He had thought it barren: he saw now that it was the womb of worlds, whose blazing and innumerable offspring looked down nightly even upon the earth with so many eyes - and here, with how many more! No: Space was the wrong name.
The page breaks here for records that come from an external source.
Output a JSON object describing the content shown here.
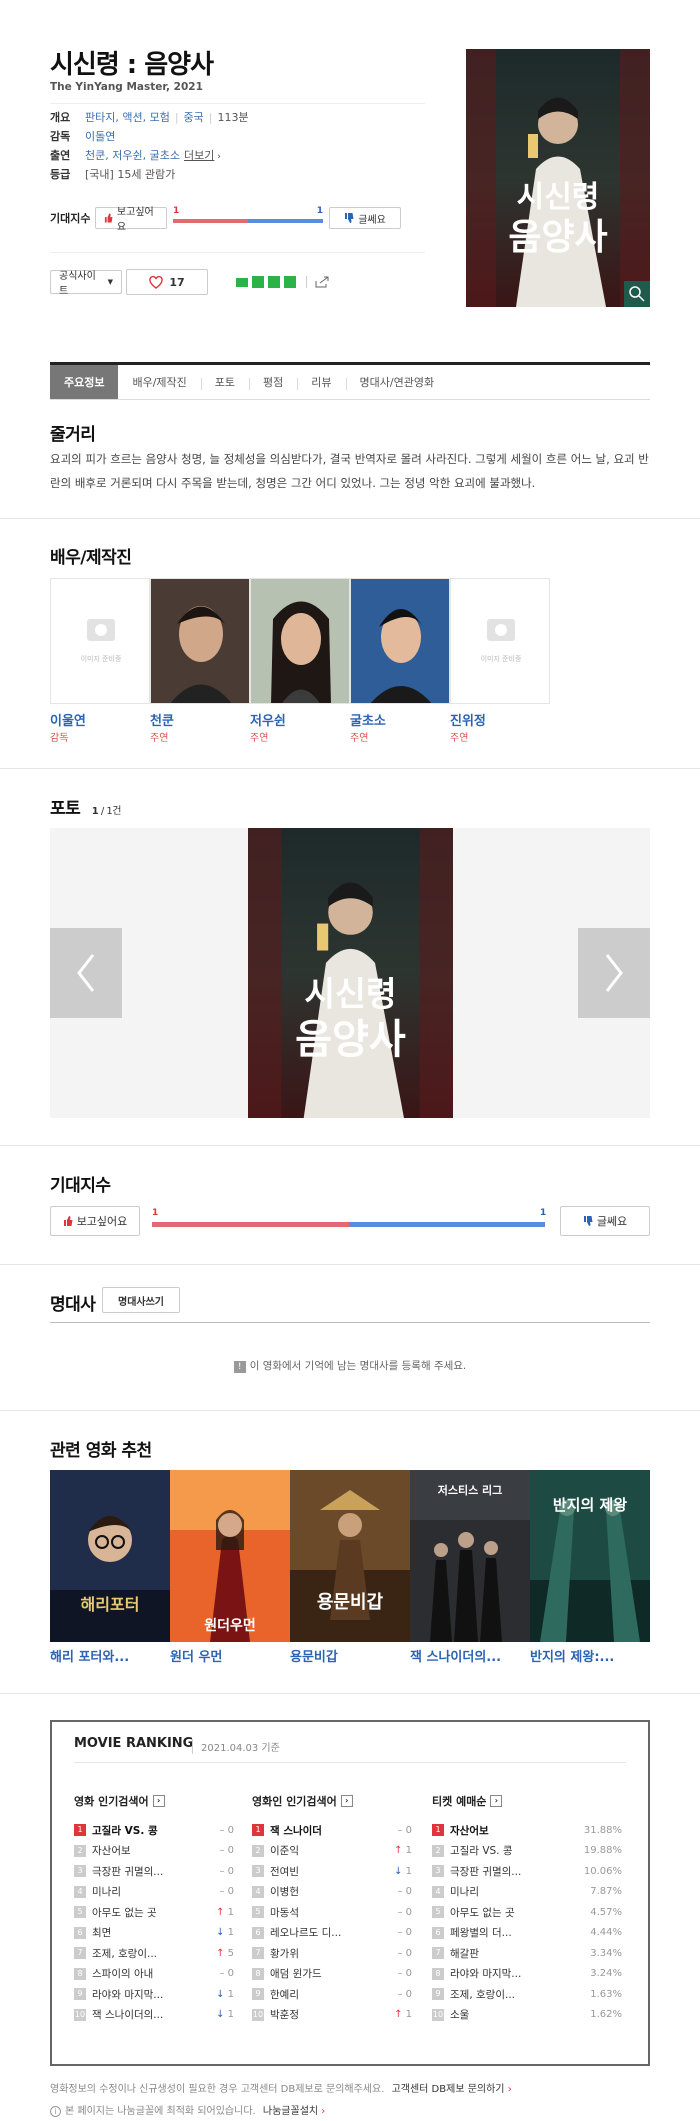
{
  "movie": {
    "title": "시신령 : 음양사",
    "subtitle": "The YinYang Master, 2021",
    "info": {
      "overview_label": "개요",
      "genres": "판타지, 액션, 모험",
      "country": "중국",
      "runtime": "113분",
      "director_label": "감독",
      "director": "이돌연",
      "cast_label": "출연",
      "cast": "천쿤, 저우쉰, 굴초소",
      "cast_more": "더보기",
      "rating_label": "등급",
      "rating": "[국내] 15세 관람가"
    },
    "expect_label": "기대지수",
    "want_label": "보고싶어요",
    "dislike_label": "글쎄요",
    "want_count": "1",
    "dislike_count": "1",
    "want_ratio": 0.5,
    "official_site_label": "공식사이트",
    "like_count": "17"
  },
  "tabs": [
    "주요정보",
    "배우/제작진",
    "포토",
    "평점",
    "리뷰",
    "명대사/연관영화"
  ],
  "synopsis": {
    "title": "줄거리",
    "text": "요괴의 피가 흐르는 음양사 청명, 늘 정체성을 의심받다가, 결국 반역자로 몰려 사라진다. 그렇게 세월이 흐른 어느 날, 요괴 반란의 배후로 거론되며 다시 주목을 받는데, 청명은 그간 어디 있었나. 그는 정녕 악한 요괴에 불과했나."
  },
  "cast_section": {
    "title": "배우/제작진",
    "no_image": "이미지 준비중",
    "people": [
      {
        "name": "이울연",
        "role": "감독"
      },
      {
        "name": "천쿤",
        "role": "주연"
      },
      {
        "name": "저우쉰",
        "role": "주연"
      },
      {
        "name": "굴초소",
        "role": "주연"
      },
      {
        "name": "진위정",
        "role": "주연"
      }
    ]
  },
  "photo": {
    "title": "포토",
    "count": "1",
    "total": "/ 1건"
  },
  "expect_section": {
    "title": "기대지수",
    "want_label": "보고싶어요",
    "dislike_label": "글쎄요",
    "want_count": "1",
    "dislike_count": "1",
    "want_ratio": 0.5
  },
  "quotes": {
    "title": "명대사",
    "write_label": "명대사쓰기",
    "empty_text": "이 영화에서 기억에 남는 명대사를 등록해 주세요."
  },
  "related": {
    "title": "관련 영화 추천",
    "movies": [
      {
        "name": "해리 포터와...",
        "poster_text": "해리포터"
      },
      {
        "name": "원더 우먼",
        "poster_text": "원더우먼"
      },
      {
        "name": "용문비갑",
        "poster_text": "용문비갑"
      },
      {
        "name": "잭 스나이더의...",
        "poster_text": "저스티스 리그"
      },
      {
        "name": "반지의 제왕:...",
        "poster_text": "반지의 제왕"
      }
    ]
  },
  "ranking": {
    "title": "MOVIE RANKING",
    "date": "2021.04.03 기준",
    "columns": [
      {
        "title": "영화 인기검색어",
        "items": [
          {
            "rank": "1",
            "title": "고질라 VS. 콩",
            "dir": "",
            "chg": "0"
          },
          {
            "rank": "2",
            "title": "자산어보",
            "dir": "",
            "chg": "0"
          },
          {
            "rank": "3",
            "title": "극장판 귀멸의...",
            "dir": "",
            "chg": "0"
          },
          {
            "rank": "4",
            "title": "미나리",
            "dir": "",
            "chg": "0"
          },
          {
            "rank": "5",
            "title": "아무도 없는 곳",
            "dir": "up",
            "chg": "1"
          },
          {
            "rank": "6",
            "title": "최면",
            "dir": "down",
            "chg": "1"
          },
          {
            "rank": "7",
            "title": "조제, 호랑이...",
            "dir": "up",
            "chg": "5"
          },
          {
            "rank": "8",
            "title": "스파이의 아내",
            "dir": "",
            "chg": "0"
          },
          {
            "rank": "9",
            "title": "라야와 마지막...",
            "dir": "down",
            "chg": "1"
          },
          {
            "rank": "10",
            "title": "잭 스나이더의...",
            "dir": "down",
            "chg": "1"
          }
        ]
      },
      {
        "title": "영화인 인기검색어",
        "items": [
          {
            "rank": "1",
            "title": "잭 스나이더",
            "dir": "",
            "chg": "0"
          },
          {
            "rank": "2",
            "title": "이준익",
            "dir": "up",
            "chg": "1"
          },
          {
            "rank": "3",
            "title": "전여빈",
            "dir": "down",
            "chg": "1"
          },
          {
            "rank": "4",
            "title": "이병헌",
            "dir": "",
            "chg": "0"
          },
          {
            "rank": "5",
            "title": "마동석",
            "dir": "",
            "chg": "0"
          },
          {
            "rank": "6",
            "title": "레오나르도 디...",
            "dir": "",
            "chg": "0"
          },
          {
            "rank": "7",
            "title": "황가위",
            "dir": "",
            "chg": "0"
          },
          {
            "rank": "8",
            "title": "애덤 윈가드",
            "dir": "",
            "chg": "0"
          },
          {
            "rank": "9",
            "title": "한예리",
            "dir": "",
            "chg": "0"
          },
          {
            "rank": "10",
            "title": "박훈정",
            "dir": "up",
            "chg": "1"
          }
        ]
      },
      {
        "title": "티켓 예매순",
        "items": [
          {
            "rank": "1",
            "title": "자산어보",
            "pct": "31.88%"
          },
          {
            "rank": "2",
            "title": "고질라 VS. 콩",
            "pct": "19.88%"
          },
          {
            "rank": "3",
            "title": "극장판 귀멸의...",
            "pct": "10.06%"
          },
          {
            "rank": "4",
            "title": "미나리",
            "pct": "7.87%"
          },
          {
            "rank": "5",
            "title": "아무도 없는 곳",
            "pct": "4.57%"
          },
          {
            "rank": "6",
            "title": "페왕별의 더...",
            "pct": "4.44%"
          },
          {
            "rank": "7",
            "title": "해갈판",
            "pct": "3.34%"
          },
          {
            "rank": "8",
            "title": "라야와 마지막...",
            "pct": "3.24%"
          },
          {
            "rank": "9",
            "title": "조제, 호랑이...",
            "pct": "1.63%"
          },
          {
            "rank": "10",
            "title": "소울",
            "pct": "1.62%"
          }
        ]
      }
    ]
  },
  "footer": {
    "notice": "영화정보의 수정이나 신규생성이 필요한 경우 고객센터 DB제보로 문의해주세요.",
    "notice_link": "고객센터 DB제보 문의하기",
    "font_notice": "본 페이지는 나눔글꼴에 최적화 되어있습니다.",
    "font_link": "나눔글꼴설치"
  },
  "colors": {
    "accent_blue": "#2d63b4",
    "want_red": "#e36a73",
    "dislike_blue": "#5b8ce0",
    "rank_red": "#e0353d"
  }
}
Older thinkers had been wiser when they named it simply the heavens - the heavens which declared the glory - the
'happy climes that ly
Where day never shuts his eye
Up in the broad fields of the sky'
He quoted Milton's words to himself lovingly, at this time and often.
Lewis described these heavens in vivid terms that painted pictures in the mind:
Pulsing with brightness as with some unbearable pain or pleasure, clustered in pathless and countless multitudes, dreamlike in clarity, blazing in perfect blackness, the starts seized all his attention...
...there were celestial sapphires, rubies, emeralds and pin-pricks of burning gold...
...a water-colour world out of a child's paint-box...
(You really should read his space trilogy). Wells was essentially the father of it all.
Today, we have ways of seeing space they could have only dreamed of. Technology is amazing - and the heavens declare the glory of God.
Here are various "slideshows" - take a look. I've put some pictures below. Prepare to be dazzled.